New translation interface
I prefer the old translation interface, it was useful to know the level of the sentence, and we could translate a lot of sentences, with this method only dificult sentences are available and low level people (like me) can't contribute anything.
@rocko2012 - I'd have to disagree. As a competent translator, you can skip the simple sentences if you want to - no one was forcing you to do these. But only being offered random, more difficult, sentences to translate almost guarantees a poorer product in the end. I'm not going to waste my time reading an entire article just so I can contribute my 5 cents' worth to one or two difficult sentences, particularly where some of the simpler sentences have been messed up already and there is no means to improve them.
I agree with 1 km. This way of doing it can't do anything but produce a disjointed, awkward style. I also don't like not being able to translate the whole article myself, not for any reason other than that is what I like to do. I wish that DuoLingo would change back to the old interface and also add back the old article archives so we could find articles of interest. I can feel my interest starting in DuoLingo starting to wain...
I certainly don't like the new interface in terms of aesthetics, it is far harder to find out what's actually going on now. In particular, the separate box surrounding each word is a nightmare! I agree that 'locking down' certain sentences after a certain number of (occasionally poor) translations is silly, it goes against the whole crowdsourcing idea. From a learner's point of view, going through a whole article for myself was incredibly valuable.
Like everyone else has said, the old translation interface was great. And I liked translating entire articles because that way, I could put the more difficult sentences into context (while also gaining points), and for someone who is in the process of learning a language, context is invaluable to translation and to decoding words and sentences.
@rocko2012 - Thanks for your reply. I agree choice would be good. But then Duolingo must have some rationale for locking down sentences after as few as 10 people have contributed, leaving the bones to be chewed over by others. Crowd-sourcing it ain't (that's an old English word that has persisted in North American btw, not some corruption of the Queen's). Any competent statistitian will know that less than 20 observations (alternative translations) is not statistically significant.
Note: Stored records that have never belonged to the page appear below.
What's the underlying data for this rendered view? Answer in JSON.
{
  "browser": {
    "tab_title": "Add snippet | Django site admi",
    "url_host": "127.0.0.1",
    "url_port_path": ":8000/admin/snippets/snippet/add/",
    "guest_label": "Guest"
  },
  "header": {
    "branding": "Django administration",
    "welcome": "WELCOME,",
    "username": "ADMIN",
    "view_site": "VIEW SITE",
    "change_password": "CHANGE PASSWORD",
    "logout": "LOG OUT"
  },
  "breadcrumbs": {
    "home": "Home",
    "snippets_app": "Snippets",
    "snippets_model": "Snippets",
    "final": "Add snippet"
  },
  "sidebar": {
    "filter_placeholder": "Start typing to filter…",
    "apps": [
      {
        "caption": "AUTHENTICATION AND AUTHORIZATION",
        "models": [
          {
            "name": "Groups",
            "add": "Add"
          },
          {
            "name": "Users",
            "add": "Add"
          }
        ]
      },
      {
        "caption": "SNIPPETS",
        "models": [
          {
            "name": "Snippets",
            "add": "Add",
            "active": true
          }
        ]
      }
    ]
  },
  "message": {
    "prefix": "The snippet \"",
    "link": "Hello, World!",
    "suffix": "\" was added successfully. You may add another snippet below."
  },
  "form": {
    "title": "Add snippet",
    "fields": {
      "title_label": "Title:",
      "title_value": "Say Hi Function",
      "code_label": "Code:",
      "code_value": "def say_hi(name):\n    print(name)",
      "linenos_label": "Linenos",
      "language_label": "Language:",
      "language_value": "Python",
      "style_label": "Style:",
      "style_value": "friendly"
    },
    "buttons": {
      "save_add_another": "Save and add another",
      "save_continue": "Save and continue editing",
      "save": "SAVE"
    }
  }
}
I've not translated as much as you guys but I like the new system better. All the easy stuff is already done and makes me feel like my contribution is more worth while. By filling in the missing sentences. The old way of hundreds of people working on the same simple sentences and very few working on the hard was kind of pointless.
I've not translated much so duolingo really should not base the system around my taste. But the beauty of computer software is they have these two systems developed now there is no reason why they cannot offer users a choice. I guess it might add to their cost to support both.
Now you cannot compete against others as much as you could before when it comes to gathering points for translating sentences, which takes a bit of the fun out of this site. If you're at a certain point value, you're stuck there and can't move ahead quickly through skipping lessons by translating sentences since you're now forced to go through the lessons before you can translate any sentences. And it's no fun to be shown how close the sentence is to being translated in real life. Who cares? I only care if it's my sentence that is the final translation. I have no interest in sharing the credit for a perfect translation with others, sorry to say. That may sound egotistical, but so be it. I also don't think the lessons teach you enough French to make your knowledge of it useful in real life (my husband is a native Parisian and tells me that this method has not helped me to improve that much), and they are pretty uninteresting in and of themselves (no images, and excluding images lowers the effectiveness of the teaching product in my opinion). If you aren't shown images to link to certain words, how can you be a better translator if you can't even retain the lessons well enough to translate sentences with any skill?